The post office is gone. The school is gone. City Hall is gone. Most of the churches are gone. Nearly every building in Smithville, Mississippi is gone — or so heavily damaged they will have to be demolished. The devastation from last week’s F5 tornado is so widespread, so absolute, that it’s easier to tally what remains: The telephone company. Coker’s Han-D-Mart. And an unshakeable sense of faith.
Three girls watch as the tall, well-dressed man strides down the cracked sidewalk, across the playground, through the weeds, past the swings, and toward a merry-go-round that might have once been blue but is now a tired gray. They seem wary here in the shadows of the housing projects and petrochemical plants that make up their world. Life on the west side of Port Arthur, Texas, is hard; street smarts come early by necessity.
Tangled ropes of purple, gold and green beads sailed through the air, landing with a thwack on Louisiana Highway 1 on Sunday afternoon. If ever a town needed Mardi Gras, it is Grand Isle — the first populated piece of U.S. territory to see oil make land following the April 20, 2010, explosion of the Deepwater Horizon.
Donna Gainey grew up here in the picturesque fishing village of Bayou La Batre, Ala., – went to school only a mile away, married a local boy, and made the tiny City Hall on Wintzell Avenue her home away from home. This is all she’s known. All she’s ever wanted to know. For 32 years, she’s watched mayors and council members come and go, but still she remains.
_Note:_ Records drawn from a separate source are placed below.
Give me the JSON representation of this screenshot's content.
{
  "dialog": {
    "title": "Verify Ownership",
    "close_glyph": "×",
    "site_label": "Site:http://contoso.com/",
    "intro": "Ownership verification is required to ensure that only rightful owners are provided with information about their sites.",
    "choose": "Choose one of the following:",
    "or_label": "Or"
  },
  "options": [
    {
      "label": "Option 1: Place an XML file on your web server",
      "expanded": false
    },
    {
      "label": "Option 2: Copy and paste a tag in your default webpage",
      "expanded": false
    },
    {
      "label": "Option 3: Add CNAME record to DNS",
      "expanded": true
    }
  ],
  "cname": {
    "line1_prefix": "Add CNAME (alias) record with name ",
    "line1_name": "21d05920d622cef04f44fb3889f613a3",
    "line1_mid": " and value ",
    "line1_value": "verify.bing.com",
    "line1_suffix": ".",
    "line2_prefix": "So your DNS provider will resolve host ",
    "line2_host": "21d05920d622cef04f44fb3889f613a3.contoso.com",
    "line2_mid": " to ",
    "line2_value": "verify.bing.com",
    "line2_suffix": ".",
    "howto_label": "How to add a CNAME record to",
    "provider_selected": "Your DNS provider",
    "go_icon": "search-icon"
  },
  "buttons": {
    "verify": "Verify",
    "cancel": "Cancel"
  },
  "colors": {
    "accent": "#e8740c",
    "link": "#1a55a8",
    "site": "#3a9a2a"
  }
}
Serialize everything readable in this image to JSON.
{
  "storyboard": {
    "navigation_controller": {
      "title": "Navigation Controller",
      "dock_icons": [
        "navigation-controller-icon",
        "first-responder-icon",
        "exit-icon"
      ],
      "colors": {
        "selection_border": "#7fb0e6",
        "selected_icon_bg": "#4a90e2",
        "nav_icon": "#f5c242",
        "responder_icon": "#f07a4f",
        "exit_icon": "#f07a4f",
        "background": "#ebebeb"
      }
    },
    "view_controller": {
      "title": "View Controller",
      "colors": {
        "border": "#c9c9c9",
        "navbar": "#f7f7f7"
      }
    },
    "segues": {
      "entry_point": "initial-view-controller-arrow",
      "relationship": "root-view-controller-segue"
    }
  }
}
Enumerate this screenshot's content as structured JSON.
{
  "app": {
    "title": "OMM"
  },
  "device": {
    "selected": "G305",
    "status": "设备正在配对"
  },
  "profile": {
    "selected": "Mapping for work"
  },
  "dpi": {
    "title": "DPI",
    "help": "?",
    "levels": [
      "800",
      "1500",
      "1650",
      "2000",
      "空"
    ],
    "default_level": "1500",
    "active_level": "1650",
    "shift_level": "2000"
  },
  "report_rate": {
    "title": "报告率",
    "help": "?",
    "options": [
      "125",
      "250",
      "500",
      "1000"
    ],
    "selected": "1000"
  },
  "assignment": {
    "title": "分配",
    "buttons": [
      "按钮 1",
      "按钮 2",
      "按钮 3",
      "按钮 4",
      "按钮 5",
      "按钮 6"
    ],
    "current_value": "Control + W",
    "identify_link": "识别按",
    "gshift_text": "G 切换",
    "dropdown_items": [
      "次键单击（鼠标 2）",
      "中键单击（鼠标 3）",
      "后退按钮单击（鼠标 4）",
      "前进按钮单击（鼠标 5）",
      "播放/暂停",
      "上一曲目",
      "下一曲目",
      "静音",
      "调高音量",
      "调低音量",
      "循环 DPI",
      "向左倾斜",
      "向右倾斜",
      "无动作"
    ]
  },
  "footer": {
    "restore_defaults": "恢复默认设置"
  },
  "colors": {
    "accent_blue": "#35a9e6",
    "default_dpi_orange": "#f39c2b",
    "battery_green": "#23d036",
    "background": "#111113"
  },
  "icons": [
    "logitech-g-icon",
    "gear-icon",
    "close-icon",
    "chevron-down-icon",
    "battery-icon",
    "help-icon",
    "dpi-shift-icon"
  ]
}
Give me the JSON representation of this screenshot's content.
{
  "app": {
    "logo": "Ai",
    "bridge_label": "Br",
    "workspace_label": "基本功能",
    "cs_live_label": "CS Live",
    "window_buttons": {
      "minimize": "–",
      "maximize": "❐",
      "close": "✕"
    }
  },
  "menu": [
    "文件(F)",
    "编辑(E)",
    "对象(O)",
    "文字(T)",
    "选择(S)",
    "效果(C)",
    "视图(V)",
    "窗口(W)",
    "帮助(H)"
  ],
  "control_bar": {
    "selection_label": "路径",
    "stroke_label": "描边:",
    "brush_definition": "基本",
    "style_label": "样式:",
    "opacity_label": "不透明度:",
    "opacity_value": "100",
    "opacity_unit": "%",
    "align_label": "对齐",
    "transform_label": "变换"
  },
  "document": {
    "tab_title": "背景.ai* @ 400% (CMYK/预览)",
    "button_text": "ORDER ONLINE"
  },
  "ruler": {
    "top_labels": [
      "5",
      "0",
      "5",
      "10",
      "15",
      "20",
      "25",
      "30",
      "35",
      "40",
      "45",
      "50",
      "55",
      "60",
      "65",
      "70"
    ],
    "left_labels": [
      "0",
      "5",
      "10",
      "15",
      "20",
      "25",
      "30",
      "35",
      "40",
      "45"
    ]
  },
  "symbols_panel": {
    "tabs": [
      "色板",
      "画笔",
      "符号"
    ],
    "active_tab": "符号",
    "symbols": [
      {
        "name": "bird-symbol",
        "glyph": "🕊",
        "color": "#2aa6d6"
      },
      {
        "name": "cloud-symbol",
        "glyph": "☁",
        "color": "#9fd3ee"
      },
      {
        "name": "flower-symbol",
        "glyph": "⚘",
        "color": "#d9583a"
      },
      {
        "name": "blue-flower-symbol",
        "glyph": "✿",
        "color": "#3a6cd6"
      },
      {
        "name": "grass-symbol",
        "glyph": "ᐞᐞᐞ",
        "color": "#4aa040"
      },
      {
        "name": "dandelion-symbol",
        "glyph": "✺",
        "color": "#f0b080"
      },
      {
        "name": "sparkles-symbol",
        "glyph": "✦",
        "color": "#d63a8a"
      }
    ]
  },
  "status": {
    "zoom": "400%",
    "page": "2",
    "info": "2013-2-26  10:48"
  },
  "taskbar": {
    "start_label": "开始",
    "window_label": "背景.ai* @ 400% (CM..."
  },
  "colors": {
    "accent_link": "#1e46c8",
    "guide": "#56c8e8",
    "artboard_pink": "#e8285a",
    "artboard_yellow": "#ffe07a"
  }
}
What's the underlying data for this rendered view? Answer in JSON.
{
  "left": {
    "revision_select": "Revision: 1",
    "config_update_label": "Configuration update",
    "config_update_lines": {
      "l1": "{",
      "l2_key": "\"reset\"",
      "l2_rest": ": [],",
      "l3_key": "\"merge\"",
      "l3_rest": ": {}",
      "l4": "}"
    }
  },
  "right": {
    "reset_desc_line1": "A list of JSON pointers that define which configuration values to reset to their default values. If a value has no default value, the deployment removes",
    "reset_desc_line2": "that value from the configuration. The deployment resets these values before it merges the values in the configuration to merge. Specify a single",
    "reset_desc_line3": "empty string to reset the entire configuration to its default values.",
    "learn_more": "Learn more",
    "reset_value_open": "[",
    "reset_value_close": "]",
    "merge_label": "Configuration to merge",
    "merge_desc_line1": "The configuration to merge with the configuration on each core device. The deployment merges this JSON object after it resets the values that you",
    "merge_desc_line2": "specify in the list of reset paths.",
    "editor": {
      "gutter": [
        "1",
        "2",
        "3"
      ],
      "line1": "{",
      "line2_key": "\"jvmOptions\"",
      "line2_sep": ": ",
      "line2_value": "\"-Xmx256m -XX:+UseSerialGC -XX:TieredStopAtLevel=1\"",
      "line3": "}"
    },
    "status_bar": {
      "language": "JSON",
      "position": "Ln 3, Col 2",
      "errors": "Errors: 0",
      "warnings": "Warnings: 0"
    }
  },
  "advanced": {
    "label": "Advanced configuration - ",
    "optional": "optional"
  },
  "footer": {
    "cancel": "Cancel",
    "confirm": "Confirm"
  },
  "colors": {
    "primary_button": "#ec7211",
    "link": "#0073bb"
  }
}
Traffic is jammed, bumper to tailgate, but no one seems to mind. Drivers cruise along at crawl speed, hanging out their windows from time to time to wave and yell friendly greetings to one another. The smell of barbecue hangs like Southern perfume in the sweltering heat, and strains of “Sweet Home Alabama” blast from roadside speakers. In the heart of Dixie, where college football is religion and every day is a good day to celebrate, the World’s Longest Yard Sale might as well be redubbed the Biggest Tailgate Party.